It is important that people understand that the whole suite of measures, such as extended producer responsibility, will help to address issues such as mattress mountains. It also takes the will of us all, whether businesses or individuals, to check who is taking our waste away; it takes councils using the measures that we are giving them to enforce further; and it takes me ensuring that I am listening and that we are working towards more rigorous enforcement.
By tackling waste crime and poor performance in the waste industry, not only do we prevent harm and the blight on people’s lives and the environment, but we ensure that resources are properly recycled or recovered and fed back into the economy. In the long term, the Government are committed to minimising the impact of environmental waste by reducing the amount of waste created and managing it safely. I thank Deidre Brock for her offer to work together on this. I take the issue as seriously as every Member here does, and I will work with all hon. Members to continue to address it.
I thank all Members who have taken part in the debate, which has been a good one. I am pleased to have got so much on the record, using parliamentary privilege at some points. I thank all three Stoke Members for the support they have given me on Walleys Quarry. I thank Mr Jones and my right hon. Friend Mr Davis for bringing to bear their experience in this place and their long experience with the Environment Agency. I cannot name-check everyone, but I thank everyone who has contributed. So much has been raised today that it feels as though we should have a Backbench Business debate on the subject, or even a Select Committee inquiry. I will send the Hansard for this debate to my hon. Friend Neil Parish, who chairs the Select Committee on Environment, Food and Rural Affairs.
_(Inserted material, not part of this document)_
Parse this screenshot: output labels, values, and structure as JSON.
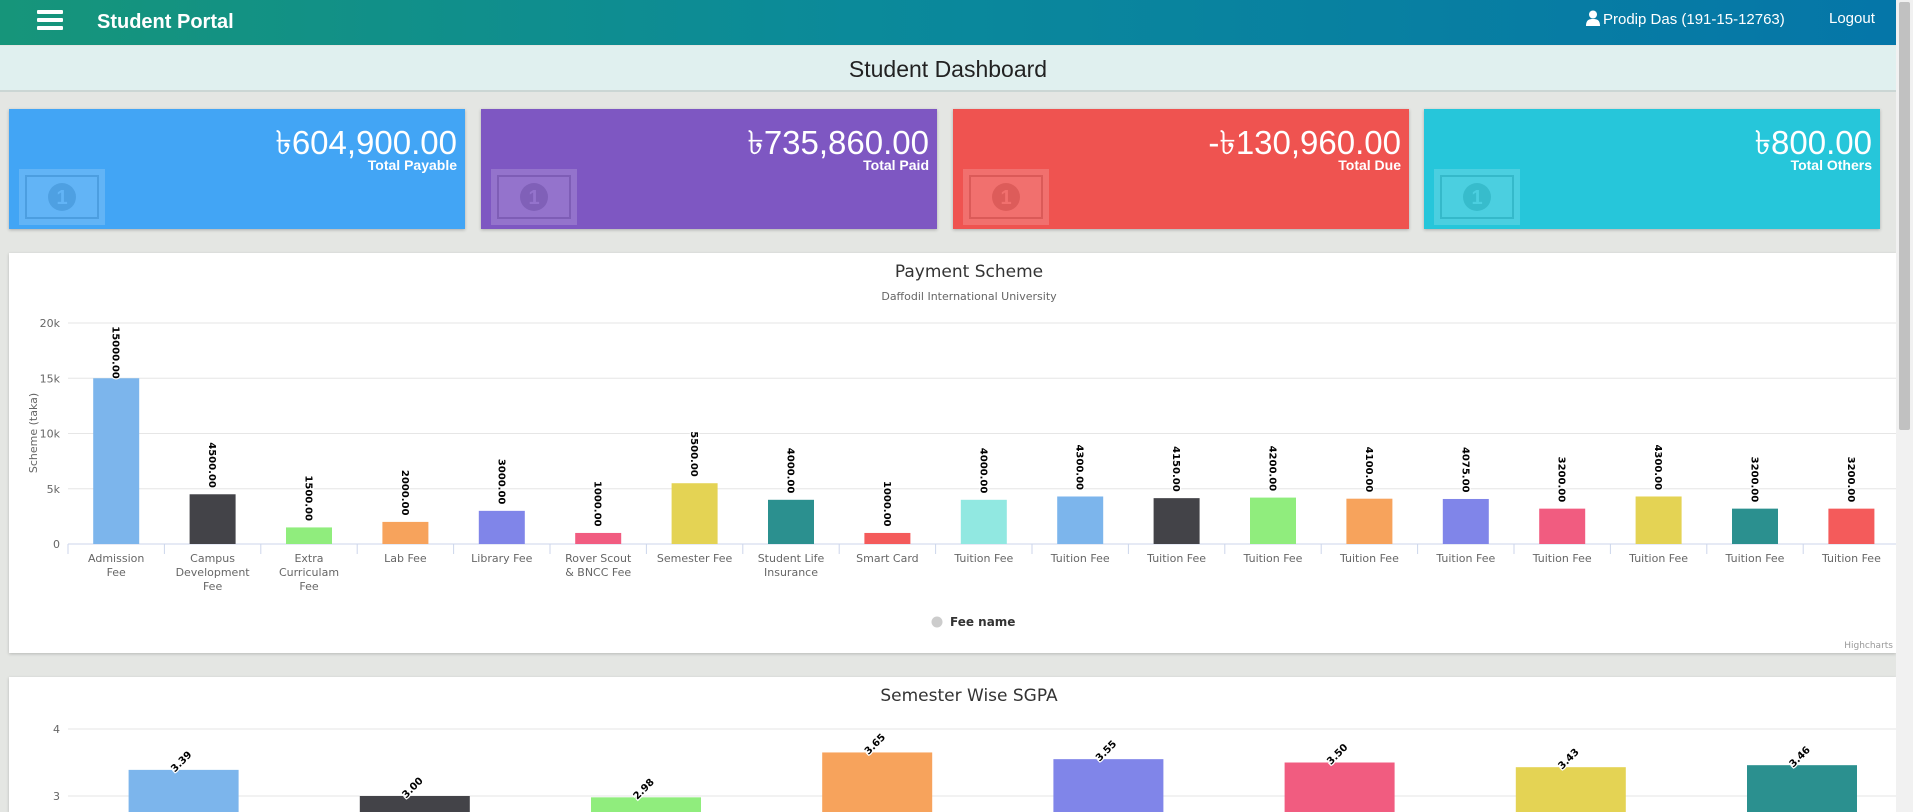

I also thank Ruth Jones. This has been a non-partisan exercise; it is not party political. I am grateful that she, too, visited Silverdale. She name-checked many of the heroes of the Stop the Stink campaign, and a lot of her councillors. In the interests of balance, I thank Simon Tagg, Derrick Huckfield, Andy Fear, Andy Parker, Mark Holland, Gill Heesom, Graham Hutton, James Salisbury and Paul Northcott—all councillors who have supported their residents, and me, in this case.
Most of all, I thank the Minister for what she said, which I am encouraged by. I thank her Parliamentary Private Secretary, my hon. Friend Selaine Saxby, and the Minister’s officials. They have been particularly helpful in getting access to the public register for private investigators who have been looking at what is going on at Walleys Quarry. I am grateful for everything that the Government are doing, but there is an issue with the attitude at the Environment Agency. The Minister has heard me say that before—she has heard many people say that today—and I know that she will use her good offices to try to change it.
Motion lapsed, and sitting adjourned without Question put (